## Task
Gather every line in the records below that contains the word "label".

## App and web page records
════════════════════
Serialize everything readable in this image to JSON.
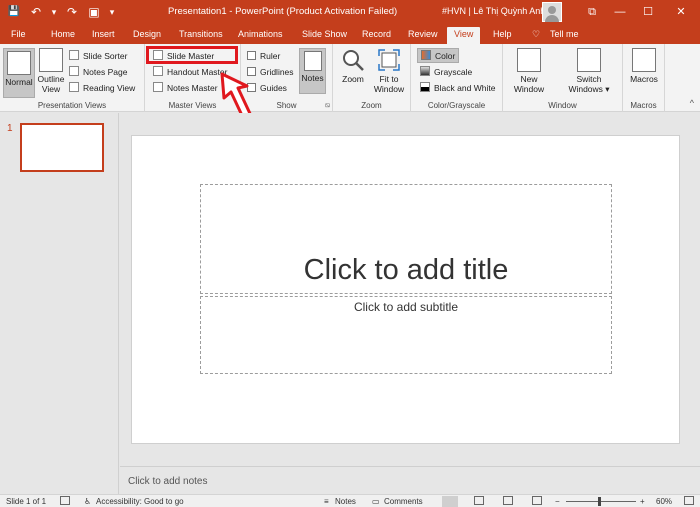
{
  "titlebar": {
    "doc_title": "Presentation1  -  PowerPoint (Product Activation Failed)",
    "user": "#HVN | Lê Thị Quỳnh Anh",
    "accent": "#c43e1c"
  },
  "qat": {
    "save": "💾",
    "undo": "↶",
    "undo_dropdown": "▾",
    "redo": "↷",
    "slideshow": "▣",
    "customize": "▾"
  },
  "window_controls": {
    "ribbon_display": "⧉",
    "minimize": "—",
    "maximize": "☐",
    "close": "✕"
  },
  "tabs": [
    "File",
    "Home",
    "Insert",
    "Design",
    "Transitions",
    "Animations",
    "Slide Show",
    "Record",
    "Review",
    "View",
    "Help",
    "Tell me"
  ],
  "tell_me_icon": "♡",
  "active_tab": "View",
  "ribbon": {
    "presentation_views": {
      "label": "Presentation Views",
      "normal": "Normal",
      "outline_1": "Outline",
      "outline_2": "View",
      "slide_sorter": "Slide Sorter",
      "notes_page": "Notes Page",
      "reading_view": "Reading View"
    },
    "master_views": {
      "label": "Master Views",
      "slide_master": "Slide Master",
      "handout_master": "Handout Master",
      "notes_master": "Notes Master"
    },
    "show": {
      "label": "Show",
      "ruler": "Ruler",
      "gridlines": "Gridlines",
      "guides": "Guides",
      "notes": "Notes",
      "launcher": "⧅"
    },
    "zoom": {
      "label": "Zoom",
      "zoom": "Zoom",
      "fit_1": "Fit to",
      "fit_2": "Window"
    },
    "color": {
      "label": "Color/Grayscale",
      "color": "Color",
      "grayscale": "Grayscale",
      "bw": "Black and White"
    },
    "window": {
      "label": "Window",
      "new_1": "New",
      "new_2": "Window",
      "switch_1": "Switch",
      "switch_2": "Windows ▾"
    },
    "macros": {
      "label": "Macros",
      "macros": "Macros"
    }
  },
  "thumbnails": {
    "number": "1"
  },
  "slide": {
    "title_placeholder": "Click to add title",
    "subtitle_placeholder": "Click to add subtitle"
  },
  "notes_placeholder": "Click to add notes",
  "statusbar": {
    "slide_info": "Slide 1 of 1",
    "accessibility": "Accessibility: Good to go",
    "notes": "Notes",
    "comments": "Comments",
    "zoom_minus": "−",
    "zoom_plus": "+",
    "zoom_level": "60%"
  }
}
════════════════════
## Result for this exercise
      "label": "Presentation Views",
      "label": "Master Views",
      "label": "Show",
      "label": "Zoom",
      "label": "Color/Grayscale",
      "label": "Window",
      "label": "Macros",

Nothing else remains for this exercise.